- Information supplied -
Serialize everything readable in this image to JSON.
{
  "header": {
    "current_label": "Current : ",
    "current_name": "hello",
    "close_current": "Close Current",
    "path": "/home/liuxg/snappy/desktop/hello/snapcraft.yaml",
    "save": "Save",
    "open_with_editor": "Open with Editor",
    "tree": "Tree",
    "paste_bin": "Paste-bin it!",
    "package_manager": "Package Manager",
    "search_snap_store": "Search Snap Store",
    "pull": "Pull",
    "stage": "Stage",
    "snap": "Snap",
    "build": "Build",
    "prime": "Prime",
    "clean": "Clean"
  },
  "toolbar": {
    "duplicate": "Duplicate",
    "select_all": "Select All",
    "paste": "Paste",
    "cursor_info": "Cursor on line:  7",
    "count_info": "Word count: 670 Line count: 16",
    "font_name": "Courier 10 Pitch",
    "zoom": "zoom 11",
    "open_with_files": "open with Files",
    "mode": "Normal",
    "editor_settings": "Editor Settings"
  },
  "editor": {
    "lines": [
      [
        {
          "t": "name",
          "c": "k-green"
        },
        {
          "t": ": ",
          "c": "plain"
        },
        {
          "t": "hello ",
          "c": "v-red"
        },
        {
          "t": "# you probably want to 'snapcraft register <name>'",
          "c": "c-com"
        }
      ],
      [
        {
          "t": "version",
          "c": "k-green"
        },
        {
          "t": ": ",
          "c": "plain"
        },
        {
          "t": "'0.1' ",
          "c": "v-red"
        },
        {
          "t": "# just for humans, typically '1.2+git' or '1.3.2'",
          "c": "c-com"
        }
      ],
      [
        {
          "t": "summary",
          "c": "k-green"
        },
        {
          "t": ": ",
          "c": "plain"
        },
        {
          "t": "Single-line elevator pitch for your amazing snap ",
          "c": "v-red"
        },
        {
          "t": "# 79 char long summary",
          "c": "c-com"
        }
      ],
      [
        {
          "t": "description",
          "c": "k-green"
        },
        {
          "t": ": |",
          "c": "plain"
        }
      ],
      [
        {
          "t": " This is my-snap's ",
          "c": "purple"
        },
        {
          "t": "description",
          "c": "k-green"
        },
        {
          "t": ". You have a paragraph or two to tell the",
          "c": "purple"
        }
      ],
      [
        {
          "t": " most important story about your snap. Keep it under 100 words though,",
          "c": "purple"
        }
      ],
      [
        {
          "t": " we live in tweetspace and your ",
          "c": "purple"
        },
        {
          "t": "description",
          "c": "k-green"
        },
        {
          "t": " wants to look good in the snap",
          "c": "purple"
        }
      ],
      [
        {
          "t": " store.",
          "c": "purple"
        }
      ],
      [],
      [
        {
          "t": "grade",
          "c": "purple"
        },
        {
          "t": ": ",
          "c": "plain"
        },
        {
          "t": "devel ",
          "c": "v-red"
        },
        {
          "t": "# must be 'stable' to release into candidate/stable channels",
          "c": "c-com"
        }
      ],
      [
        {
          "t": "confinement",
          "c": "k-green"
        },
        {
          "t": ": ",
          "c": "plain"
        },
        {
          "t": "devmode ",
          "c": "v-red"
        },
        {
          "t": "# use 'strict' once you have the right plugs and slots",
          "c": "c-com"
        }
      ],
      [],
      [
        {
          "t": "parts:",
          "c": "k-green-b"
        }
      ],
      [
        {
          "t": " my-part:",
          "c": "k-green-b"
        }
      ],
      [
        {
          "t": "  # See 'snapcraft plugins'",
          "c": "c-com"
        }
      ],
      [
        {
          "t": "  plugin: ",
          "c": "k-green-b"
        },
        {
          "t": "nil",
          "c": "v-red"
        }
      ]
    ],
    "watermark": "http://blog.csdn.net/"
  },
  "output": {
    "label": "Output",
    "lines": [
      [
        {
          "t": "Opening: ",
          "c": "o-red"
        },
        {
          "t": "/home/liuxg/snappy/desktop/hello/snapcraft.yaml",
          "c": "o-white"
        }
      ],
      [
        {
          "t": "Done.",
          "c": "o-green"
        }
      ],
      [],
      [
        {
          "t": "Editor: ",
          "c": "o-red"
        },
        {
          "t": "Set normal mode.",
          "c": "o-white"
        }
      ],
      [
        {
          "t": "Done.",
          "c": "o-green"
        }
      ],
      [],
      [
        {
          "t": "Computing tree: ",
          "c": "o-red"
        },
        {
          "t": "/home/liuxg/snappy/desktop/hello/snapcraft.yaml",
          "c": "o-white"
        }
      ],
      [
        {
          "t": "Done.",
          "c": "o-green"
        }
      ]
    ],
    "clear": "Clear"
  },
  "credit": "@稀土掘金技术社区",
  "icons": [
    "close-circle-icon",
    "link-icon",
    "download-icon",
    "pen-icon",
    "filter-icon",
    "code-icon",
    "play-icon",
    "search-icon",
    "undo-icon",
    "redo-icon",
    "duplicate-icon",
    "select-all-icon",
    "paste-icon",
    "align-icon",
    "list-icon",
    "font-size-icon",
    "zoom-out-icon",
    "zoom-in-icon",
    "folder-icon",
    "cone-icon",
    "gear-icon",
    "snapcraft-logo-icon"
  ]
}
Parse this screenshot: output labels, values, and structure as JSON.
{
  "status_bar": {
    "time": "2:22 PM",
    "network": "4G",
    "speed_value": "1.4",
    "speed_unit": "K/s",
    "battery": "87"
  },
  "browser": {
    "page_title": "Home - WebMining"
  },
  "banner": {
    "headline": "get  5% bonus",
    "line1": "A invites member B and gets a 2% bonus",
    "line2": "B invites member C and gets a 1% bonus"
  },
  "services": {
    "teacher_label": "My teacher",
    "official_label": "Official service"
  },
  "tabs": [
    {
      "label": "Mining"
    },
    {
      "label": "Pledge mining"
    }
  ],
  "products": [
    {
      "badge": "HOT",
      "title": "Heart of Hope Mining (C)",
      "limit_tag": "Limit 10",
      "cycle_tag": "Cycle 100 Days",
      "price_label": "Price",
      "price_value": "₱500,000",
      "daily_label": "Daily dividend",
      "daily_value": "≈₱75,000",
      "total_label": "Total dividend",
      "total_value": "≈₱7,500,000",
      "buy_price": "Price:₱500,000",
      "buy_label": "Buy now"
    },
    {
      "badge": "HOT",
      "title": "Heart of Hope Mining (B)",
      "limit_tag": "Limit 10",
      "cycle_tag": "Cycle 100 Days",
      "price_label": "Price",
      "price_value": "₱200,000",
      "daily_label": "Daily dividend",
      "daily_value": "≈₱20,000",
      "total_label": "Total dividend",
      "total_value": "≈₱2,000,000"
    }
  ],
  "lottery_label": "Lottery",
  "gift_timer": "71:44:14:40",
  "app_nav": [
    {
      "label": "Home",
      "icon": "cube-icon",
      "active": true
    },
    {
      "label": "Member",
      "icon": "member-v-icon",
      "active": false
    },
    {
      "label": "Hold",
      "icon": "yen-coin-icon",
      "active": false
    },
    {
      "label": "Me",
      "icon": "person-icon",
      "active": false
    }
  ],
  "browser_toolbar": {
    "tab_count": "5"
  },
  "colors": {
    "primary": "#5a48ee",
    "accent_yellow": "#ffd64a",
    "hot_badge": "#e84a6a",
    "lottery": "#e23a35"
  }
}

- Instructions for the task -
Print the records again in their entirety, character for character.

- Output -
Serialize everything readable in this image to JSON.
{
  "header": {
    "current_label": "Current : ",
    "current_name": "hello",
    "close_current": "Close Current",
    "path": "/home/liuxg/snappy/desktop/hello/snapcraft.yaml",
    "save": "Save",
    "open_with_editor": "Open with Editor",
    "tree": "Tree",
    "paste_bin": "Paste-bin it!",
    "package_manager": "Package Manager",
    "search_snap_store": "Search Snap Store",
    "pull": "Pull",
    "stage": "Stage",
    "snap": "Snap",
    "build": "Build",
    "prime": "Prime",
    "clean": "Clean"
  },
  "toolbar": {
    "duplicate": "Duplicate",
    "select_all": "Select All",
    "paste": "Paste",
    "cursor_info": "Cursor on line:  7",
    "count_info": "Word count: 670 Line count: 16",
    "font_name": "Courier 10 Pitch",
    "zoom": "zoom 11",
    "open_with_files": "open with Files",
    "mode": "Normal",
    "editor_settings": "Editor Settings"
  },
  "editor": {
    "lines": [
      [
        {
          "t": "name",
          "c": "k-green"
        },
        {
          "t": ": ",
          "c": "plain"
        },
        {
          "t": "hello ",
          "c": "v-red"
        },
        {
          "t": "# you probably want to 'snapcraft register <name>'",
          "c": "c-com"
        }
      ],
      [
        {
          "t": "version",
          "c": "k-green"
        },
        {
          "t": ": ",
          "c": "plain"
        },
        {
          "t": "'0.1' ",
          "c": "v-red"
        },
        {
          "t": "# just for humans, typically '1.2+git' or '1.3.2'",
          "c": "c-com"
        }
      ],
      [
        {
          "t": "summary",
          "c": "k-green"
        },
        {
          "t": ": ",
          "c": "plain"
        },
        {
          "t": "Single-line elevator pitch for your amazing snap ",
          "c": "v-red"
        },
        {
          "t": "# 79 char long summary",
          "c": "c-com"
        }
      ],
      [
        {
          "t": "description",
          "c": "k-green"
        },
        {
          "t": ": |",
          "c": "plain"
        }
      ],
      [
        {
          "t": " This is my-snap's ",
          "c": "purple"
        },
        {
          "t": "description",
          "c": "k-green"
        },
        {
          "t": ". You have a paragraph or two to tell the",
          "c": "purple"
        }
      ],
      [
        {
          "t": " most important story about your snap. Keep it under 100 words though,",
          "c": "purple"
        }
      ],
      [
        {
          "t": " we live in tweetspace and your ",
          "c": "purple"
        },
        {
          "t": "description",
          "c": "k-green"
        },
        {
          "t": " wants to look good in the snap",
          "c": "purple"
        }
      ],
      [
        {
          "t": " store.",
          "c": "purple"
        }
      ],
      [],
      [
        {
          "t": "grade",
          "c": "purple"
        },
        {
          "t": ": ",
          "c": "plain"
        },
        {
          "t": "devel ",
          "c": "v-red"
        },
        {
          "t": "# must be 'stable' to release into candidate/stable channels",
          "c": "c-com"
        }
      ],
      [
        {
          "t": "confinement",
          "c": "k-green"
        },
        {
          "t": ": ",
          "c": "plain"
        },
        {
          "t": "devmode ",
          "c": "v-red"
        },
        {
          "t": "# use 'strict' once you have the right plugs and slots",
          "c": "c-com"
        }
      ],
      [],
      [
        {
          "t": "parts:",
          "c": "k-green-b"
        }
      ],
      [
        {
          "t": " my-part:",
          "c": "k-green-b"
        }
      ],
      [
        {
          "t": "  # See 'snapcraft plugins'",
          "c": "c-com"
        }
      ],
      [
        {
          "t": "  plugin: ",
          "c": "k-green-b"
        },
        {
          "t": "nil",
          "c": "v-red"
        }
      ]
    ],
    "watermark": "http://blog.csdn.net/"
  },
  "output": {
    "label": "Output",
    "lines": [
      [
        {
          "t": "Opening: ",
          "c": "o-red"
        },
        {
          "t": "/home/liuxg/snappy/desktop/hello/snapcraft.yaml",
          "c": "o-white"
        }
      ],
      [
        {
          "t": "Done.",
          "c": "o-green"
        }
      ],
      [],
      [
        {
          "t": "Editor: ",
          "c": "o-red"
        },
        {
          "t": "Set normal mode.",
          "c": "o-white"
        }
      ],
      [
        {
          "t": "Done.",
          "c": "o-green"
        }
      ],
      [],
      [
        {
          "t": "Computing tree: ",
          "c": "o-red"
        },
        {
          "t": "/home/liuxg/snappy/desktop/hello/snapcraft.yaml",
          "c": "o-white"
        }
      ],
      [
        {
          "t": "Done.",
          "c": "o-green"
        }
      ]
    ],
    "clear": "Clear"
  },
  "credit": "@稀土掘金技术社区",
  "icons": [
    "close-circle-icon",
    "link-icon",
    "download-icon",
    "pen-icon",
    "filter-icon",
    "code-icon",
    "play-icon",
    "search-icon",
    "undo-icon",
    "redo-icon",
    "duplicate-icon",
    "select-all-icon",
    "paste-icon",
    "align-icon",
    "list-icon",
    "font-size-icon",
    "zoom-out-icon",
    "zoom-in-icon",
    "folder-icon",
    "cone-icon",
    "gear-icon",
    "snapcraft-logo-icon"
  ]
}
Parse this screenshot: output labels, values, and structure as JSON.
{
  "status_bar": {
    "time": "2:22 PM",
    "network": "4G",
    "speed_value": "1.4",
    "speed_unit": "K/s",
    "battery": "87"
  },
  "browser": {
    "page_title": "Home - WebMining"
  },
  "banner": {
    "headline": "get  5% bonus",
    "line1": "A invites member B and gets a 2% bonus",
    "line2": "B invites member C and gets a 1% bonus"
  },
  "services": {
    "teacher_label": "My teacher",
    "official_label": "Official service"
  },
  "tabs": [
    {
      "label": "Mining"
    },
    {
      "label": "Pledge mining"
    }
  ],
  "products": [
    {
      "badge": "HOT",
      "title": "Heart of Hope Mining (C)",
      "limit_tag": "Limit 10",
      "cycle_tag": "Cycle 100 Days",
      "price_label": "Price",
      "price_value": "₱500,000",
      "daily_label": "Daily dividend",
      "daily_value": "≈₱75,000",
      "total_label": "Total dividend",
      "total_value": "≈₱7,500,000",
      "buy_price": "Price:₱500,000",
      "buy_label": "Buy now"
    },
    {
      "badge": "HOT",
      "title": "Heart of Hope Mining (B)",
      "limit_tag": "Limit 10",
      "cycle_tag": "Cycle 100 Days",
      "price_label": "Price",
      "price_value": "₱200,000",
      "daily_label": "Daily dividend",
      "daily_value": "≈₱20,000",
      "total_label": "Total dividend",
      "total_value": "≈₱2,000,000"
    }
  ],
  "lottery_label": "Lottery",
  "gift_timer": "71:44:14:40",
  "app_nav": [
    {
      "label": "Home",
      "icon": "cube-icon",
      "active": true
    },
    {
      "label": "Member",
      "icon": "member-v-icon",
      "active": false
    },
    {
      "label": "Hold",
      "icon": "yen-coin-icon",
      "active": false
    },
    {
      "label": "Me",
      "icon": "person-icon",
      "active": false
    }
  ],
  "browser_toolbar": {
    "tab_count": "5"
  },
  "colors": {
    "primary": "#5a48ee",
    "accent_yellow": "#ffd64a",
    "hot_badge": "#e84a6a",
    "lottery": "#e23a35"
  }
}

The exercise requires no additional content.